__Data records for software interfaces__
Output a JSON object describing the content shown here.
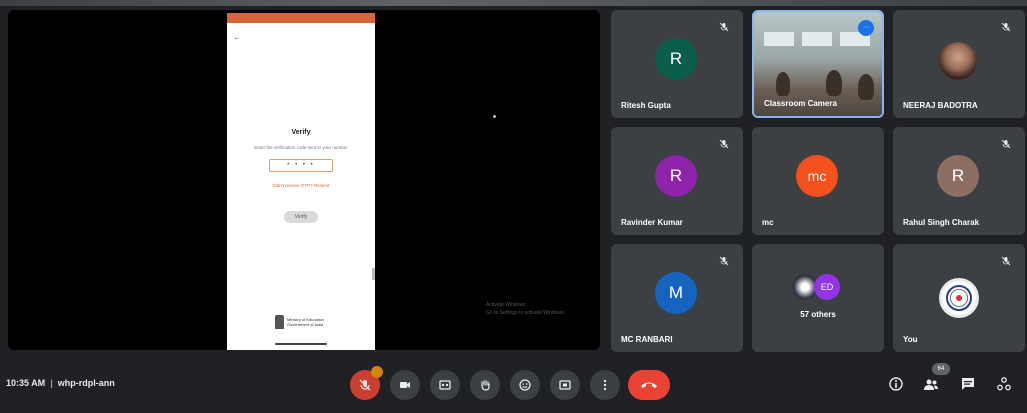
{
  "presentation": {
    "screen_title": "Verify",
    "screen_subtitle": "Enter the verification code sent to your number",
    "otp_value": "• • • •",
    "resend_label": "Didn't receive OTP? Resend",
    "verify_button": "Verify",
    "back_glyph": "←",
    "emblem_caption": "Ministry of Education Government of India",
    "watermark_line1": "Activate Windows",
    "watermark_line2": "Go to Settings to activate Windows."
  },
  "tiles": [
    {
      "name": "Ritesh Gupta",
      "initial": "R",
      "color": "#0b5e4b"
    },
    {
      "name": "Classroom Camera",
      "badge": "⋯"
    },
    {
      "name": "NEERAJ BADOTRA"
    },
    {
      "name": "Ravinder Kumar",
      "initial": "R",
      "color": "#8e24aa"
    },
    {
      "name": "mc",
      "initial": "mc",
      "color": "#f4511e"
    },
    {
      "name": "Rahul Singh Charak",
      "initial": "R",
      "color": "#8d6e63"
    },
    {
      "name": "MC RANBARI",
      "initial": "M",
      "color": "#1565c0"
    },
    {
      "name": "57 others",
      "second_initials": "ED"
    },
    {
      "name": "You"
    }
  ],
  "bottom_bar": {
    "time": "10:35 AM",
    "meeting_code": "whp-rdpl-ann",
    "people_count": "64"
  },
  "colors": {
    "background": "#202124",
    "tile": "#3c4043",
    "end_call": "#ea4335",
    "accent": "#8ab4f8"
  },
  "icons": [
    "mic-off-icon",
    "camera-icon",
    "captions-icon",
    "raise-hand-icon",
    "emoji-icon",
    "present-icon",
    "more-options-icon",
    "end-call-icon",
    "info-icon",
    "people-icon",
    "chat-icon",
    "activities-icon",
    "pin-icon"
  ]
}
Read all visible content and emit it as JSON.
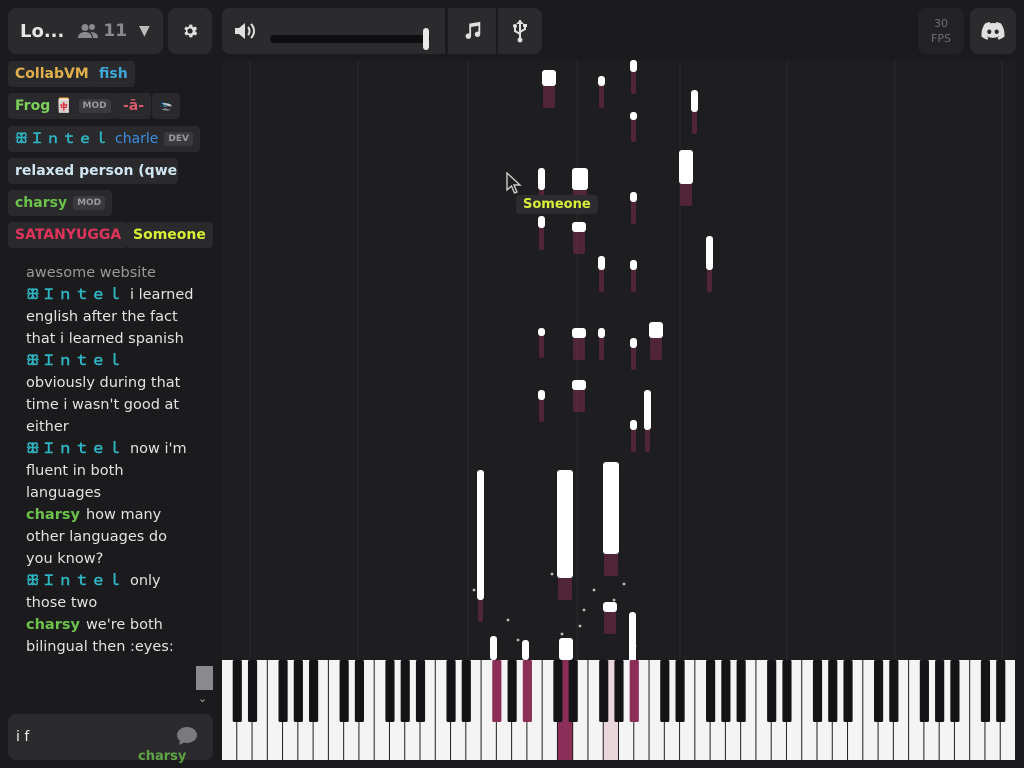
{
  "room": {
    "name": "Lo...",
    "user_count": "11"
  },
  "toolbar": {
    "volume_level": 0.96
  },
  "fps": {
    "value": "30",
    "label": "FPS"
  },
  "users": [
    {
      "name": "CollabVM",
      "color": "#e0b04a",
      "badge": ""
    },
    {
      "name": "fish",
      "color": "#3fa8d8",
      "badge": ""
    },
    {
      "name": "Frog 🀄",
      "color": "#7fd05a",
      "badge": "MOD"
    },
    {
      "name": "-ā-",
      "color": "#d85a6a",
      "badge": ""
    },
    {
      "name": "🛬",
      "color": "#dddddd",
      "badge": ""
    },
    {
      "name": "ꕥＩｎｔｅｌ",
      "color": "#2fb6c4",
      "badge": ""
    },
    {
      "name": "charle",
      "color": "#3a8ee6",
      "badge": "DEV"
    },
    {
      "name": "relaxed person (qwer...",
      "color": "#cfe6f2",
      "badge": ""
    },
    {
      "name": "charsy",
      "color": "#6cc24a",
      "badge": "MOD"
    },
    {
      "name": "SATANYUGGA",
      "color": "#e0335c",
      "badge": ""
    },
    {
      "name": "Someone",
      "color": "#d8ef34",
      "badge": ""
    }
  ],
  "chat": {
    "first_line": "awesome website",
    "messages": [
      {
        "user": "ꕥＩｎｔｅｌ",
        "color": "#2fb6c4",
        "text": "i learned english after the fact that i learned spanish"
      },
      {
        "user": "ꕥＩｎｔｅｌ",
        "color": "#2fb6c4",
        "text": "obviously during that time i wasn't good at either"
      },
      {
        "user": "ꕥＩｎｔｅｌ",
        "color": "#2fb6c4",
        "text": "now i'm fluent in both languages"
      },
      {
        "user": "charsy",
        "color": "#6cc24a",
        "text": "how many other languages do you know?"
      },
      {
        "user": "ꕥＩｎｔｅｌ",
        "color": "#2fb6c4",
        "text": "only those two"
      },
      {
        "user": "charsy",
        "color": "#6cc24a",
        "text": "we're both bilingual then :eyes:"
      }
    ],
    "input_value": "i f",
    "overlay_user": "charsy"
  },
  "cursors": [
    {
      "name": "Someone",
      "color": "#d8ef34"
    }
  ],
  "colors": {
    "note": "#ffffff",
    "active_key": "#8b2f58",
    "trail": "#7a2c4c",
    "selected_key": "#e8d6da"
  }
}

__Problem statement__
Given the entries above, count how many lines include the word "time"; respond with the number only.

__Answer area__
2